Tuesday, April 3, 2012

True Grit - Charles Portis

What an amazing book! I confess that as much as I try to read a book that's been made into a movie before I see a movie, quite often I fail. In this case, I haven't seen the original movie, which stars John Wayne, but I have seen the excellent Coen Brothers version of this book, and I immediately loved the character of Mattie Ross. I can say the book more than lived up to my expectations and only enhanced my love for this character. Highly recommended.

Sunday, April 1, 2012

Touching the Void - Joe Simpson

The subtitle of this book is The True Story of One Man's Miraculous Survival and it's just that - a gripping account of a mountain climbing accident and the miraculous survival of a man who was thought to be dead.
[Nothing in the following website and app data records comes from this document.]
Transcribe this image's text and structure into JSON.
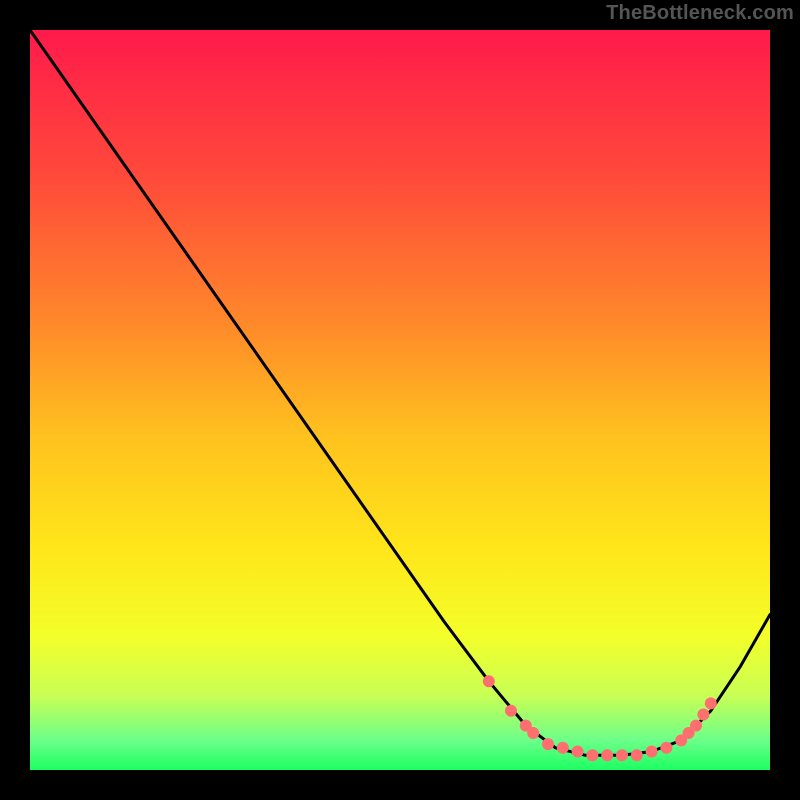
{
  "watermark": "TheBottleneck.com",
  "chart_data": {
    "type": "line",
    "title": "",
    "xlabel": "",
    "ylabel": "",
    "xlim": [
      0,
      100
    ],
    "ylim": [
      0,
      100
    ],
    "grid": false,
    "legend": false,
    "gradient_stops": [
      {
        "offset": 0,
        "color": "#ff1a4b"
      },
      {
        "offset": 0.2,
        "color": "#ff4a3a"
      },
      {
        "offset": 0.4,
        "color": "#ff8a2a"
      },
      {
        "offset": 0.55,
        "color": "#ffc21e"
      },
      {
        "offset": 0.7,
        "color": "#ffe61a"
      },
      {
        "offset": 0.82,
        "color": "#f3ff2a"
      },
      {
        "offset": 0.9,
        "color": "#c8ff55"
      },
      {
        "offset": 0.96,
        "color": "#6cff89"
      },
      {
        "offset": 1.0,
        "color": "#1cff62"
      }
    ],
    "curve": [
      {
        "x": 0,
        "y": 100
      },
      {
        "x": 7,
        "y": 90
      },
      {
        "x": 14,
        "y": 80
      },
      {
        "x": 21,
        "y": 70
      },
      {
        "x": 28,
        "y": 60
      },
      {
        "x": 35,
        "y": 50
      },
      {
        "x": 42,
        "y": 40
      },
      {
        "x": 49,
        "y": 30
      },
      {
        "x": 56,
        "y": 20
      },
      {
        "x": 62,
        "y": 12
      },
      {
        "x": 67,
        "y": 6
      },
      {
        "x": 71,
        "y": 3
      },
      {
        "x": 75,
        "y": 2
      },
      {
        "x": 80,
        "y": 2
      },
      {
        "x": 84,
        "y": 2.5
      },
      {
        "x": 88,
        "y": 4
      },
      {
        "x": 92,
        "y": 8
      },
      {
        "x": 96,
        "y": 14
      },
      {
        "x": 100,
        "y": 21
      }
    ],
    "markers": [
      {
        "x": 62,
        "y": 12
      },
      {
        "x": 65,
        "y": 8
      },
      {
        "x": 67,
        "y": 6
      },
      {
        "x": 68,
        "y": 5
      },
      {
        "x": 70,
        "y": 3.5
      },
      {
        "x": 72,
        "y": 3
      },
      {
        "x": 74,
        "y": 2.5
      },
      {
        "x": 76,
        "y": 2
      },
      {
        "x": 78,
        "y": 2
      },
      {
        "x": 80,
        "y": 2
      },
      {
        "x": 82,
        "y": 2
      },
      {
        "x": 84,
        "y": 2.5
      },
      {
        "x": 86,
        "y": 3
      },
      {
        "x": 88,
        "y": 4
      },
      {
        "x": 89,
        "y": 5
      },
      {
        "x": 90,
        "y": 6
      },
      {
        "x": 91,
        "y": 7.5
      },
      {
        "x": 92,
        "y": 9
      }
    ],
    "marker_color": "#ff6f6f",
    "line_color": "#000000"
  }
}
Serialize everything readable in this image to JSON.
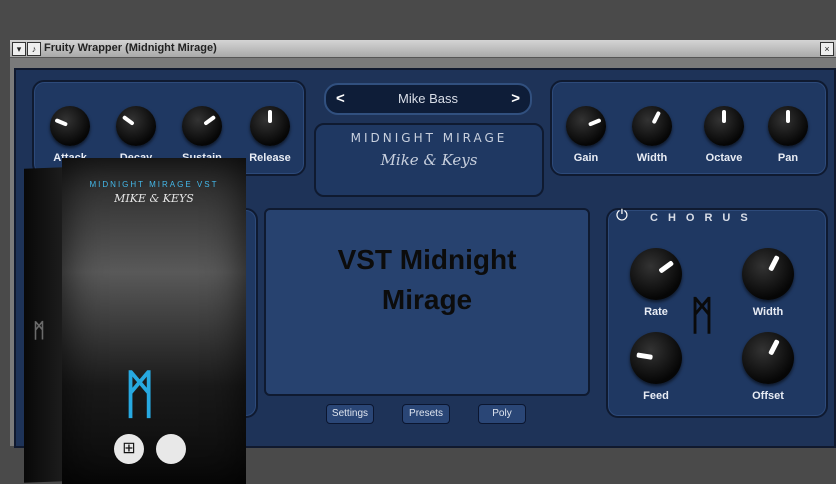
{
  "window": {
    "title": "Fruity Wrapper (Midnight Mirage)"
  },
  "preset": {
    "name": "Mike Bass",
    "prev": "<",
    "next": ">"
  },
  "brand": {
    "line1": "MIDNIGHT MIRAGE",
    "line2": "Mike & Keys"
  },
  "left_knobs": [
    {
      "label": "Attack",
      "value": 0.25
    },
    {
      "label": "Decay",
      "value": 0.3
    },
    {
      "label": "Sustain",
      "value": 0.7
    },
    {
      "label": "Release",
      "value": 0.5
    }
  ],
  "right_knobs": [
    {
      "label": "Gain",
      "value": 0.75
    },
    {
      "label": "Width",
      "value": 0.6
    },
    {
      "label": "Octave",
      "value": 0.5
    },
    {
      "label": "Pan",
      "value": 0.5
    }
  ],
  "display": {
    "line1": "VST Midnight",
    "line2": "Mirage"
  },
  "buttons": {
    "settings": "Settings",
    "presets": "Presets",
    "poly": "Poly"
  },
  "chorus": {
    "title": "CHORUS",
    "power": "⏻",
    "knobs": [
      {
        "label": "Rate",
        "value": 0.7
      },
      {
        "label": "Width",
        "value": 0.6
      },
      {
        "label": "Feed",
        "value": 0.2
      },
      {
        "label": "Offset",
        "value": 0.6
      }
    ],
    "logo": "ᛗ"
  },
  "product_box": {
    "title": "MIDNIGHT MIRAGE VST",
    "subtitle": "MIKE & KEYS",
    "logo": "ᛗ",
    "os_windows": "⊞",
    "os_apple": ""
  },
  "colors": {
    "panel": "#1e3358",
    "accent": "#44b7e8"
  }
}
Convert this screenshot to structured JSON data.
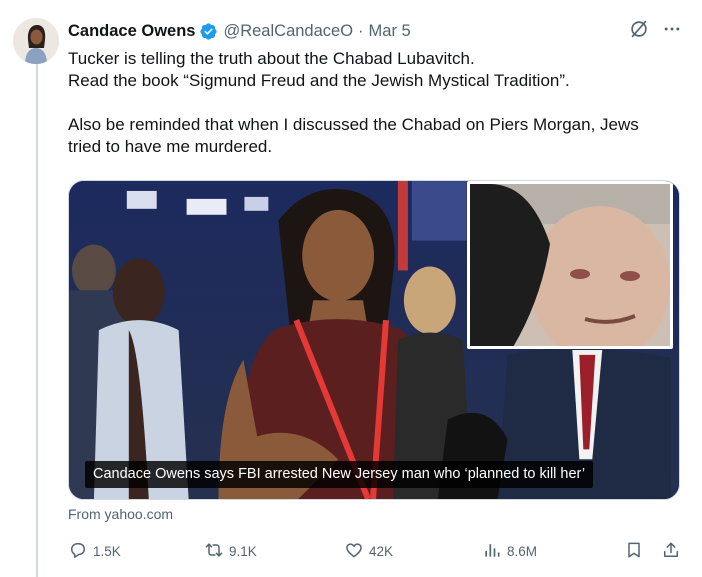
{
  "tweet": {
    "author_name": "Candace Owens",
    "handle": "@RealCandaceO",
    "separator": "·",
    "date": "Mar 5",
    "text_lines": [
      "Tucker is telling the truth about the Chabad Lubavitch.",
      "Read the book “Sigmund Freud and the Jewish Mystical Tradition”.",
      "Also be reminded that when I discussed the Chabad on Piers Morgan, Jews",
      "tried to have me murdered."
    ],
    "media_caption": "Candace Owens says FBI arrested New Jersey man who ‘planned to kill her’",
    "link_source": "From yahoo.com"
  },
  "icons": {
    "verified": "verified-badge-icon",
    "grok": "grok-icon",
    "more": "more-icon",
    "reply": "reply-icon",
    "retweet": "retweet-icon",
    "like": "like-icon",
    "views": "views-icon",
    "bookmark": "bookmark-icon",
    "share": "share-icon"
  },
  "actions": {
    "replies": "1.5K",
    "retweets": "9.1K",
    "likes": "42K",
    "views": "8.6M"
  },
  "colors": {
    "verified_blue": "#1d9bf0",
    "secondary_text": "#536471",
    "primary_text": "#0f1419",
    "thread_line": "#cfd9de"
  }
}
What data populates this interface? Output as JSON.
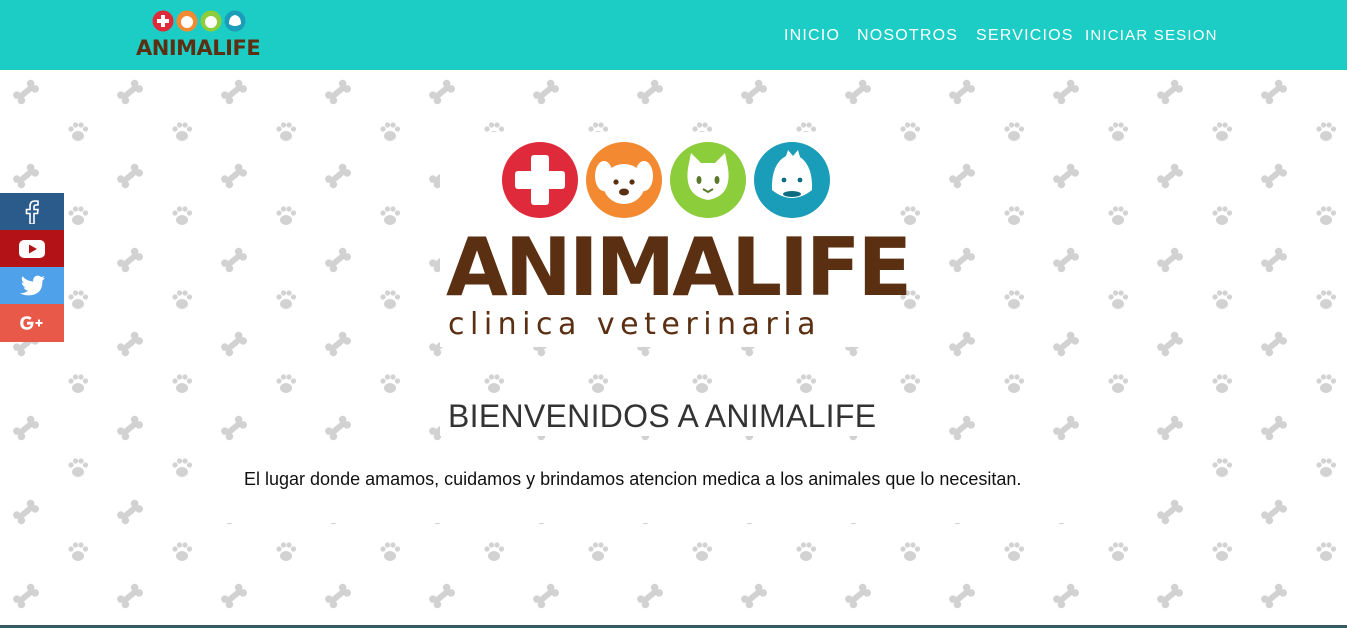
{
  "header": {
    "logo_text": "ANIMALIFE",
    "nav": [
      {
        "label": "INICIO"
      },
      {
        "label": "NOSOTROS"
      },
      {
        "label": "SERVICIOS"
      },
      {
        "label": "INICIAR SESION"
      }
    ]
  },
  "hero": {
    "logo_text": "ANIMALIFE",
    "logo_subtitle": "clinica veterinaria",
    "title": "BIENVENIDOS A ANIMALIFE",
    "description": "El lugar donde amamos, cuidamos y brindamos atencion medica a los animales que lo necesitan."
  },
  "social": {
    "items": [
      {
        "name": "facebook",
        "color": "#2b5b8a"
      },
      {
        "name": "youtube",
        "color": "#b31217"
      },
      {
        "name": "twitter",
        "color": "#4fa1ea"
      },
      {
        "name": "google-plus",
        "color": "#e8594a"
      }
    ]
  },
  "colors": {
    "header": "#1ccdc5",
    "brand_brown": "#5a2f12",
    "icon_red": "#df2a3b",
    "icon_orange": "#f38a32",
    "icon_green": "#8ccd3b",
    "icon_teal": "#1a9db8"
  }
}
The writing was well done and made me, as the reader, able to imagine the excruciating circumstances of the author's struggle to survive a life-threatening accident and its aftermath.

Yellow Crocus - Laila Ibrahim

Found this book on NetGalley and it was a perfect fit for the Color Coded Reading Challenge, so I let it jump over some of the other TBR books. I enjoyed the story of two women, one a free white woman and the other an African American slave, whose lives are entwined. It was an enjoyable, fast read, despite descriptions of pregnancy, labor, childbirth, and nursing that were a little intense for me (I don't have kids). It made an interesting companion read to To Be a Slave, as a fictionalized account of life in the southern US when slavery was still practiced.

My Name Is Red - Orhan Pamuk

Another book I got at a substantial discount at Borders last September, this is the first book I have finished for my Around the World Challenge - hooray! Set in Istanbul in the late 1500s, the story that unfolds is told in alternating first-person accounts by various characters and even, sometimes, inanimate objects. I really enjoyed this narrative structure, as it felt like a natural way for the story, which is part murder mystery, part love story, and part a description of how art was viewed by people in this time and place, to unfold. I have another book by the same author as one of my TBR Challenge books, and now I'm looking forward to getting to that sooner rather than later. Recommended.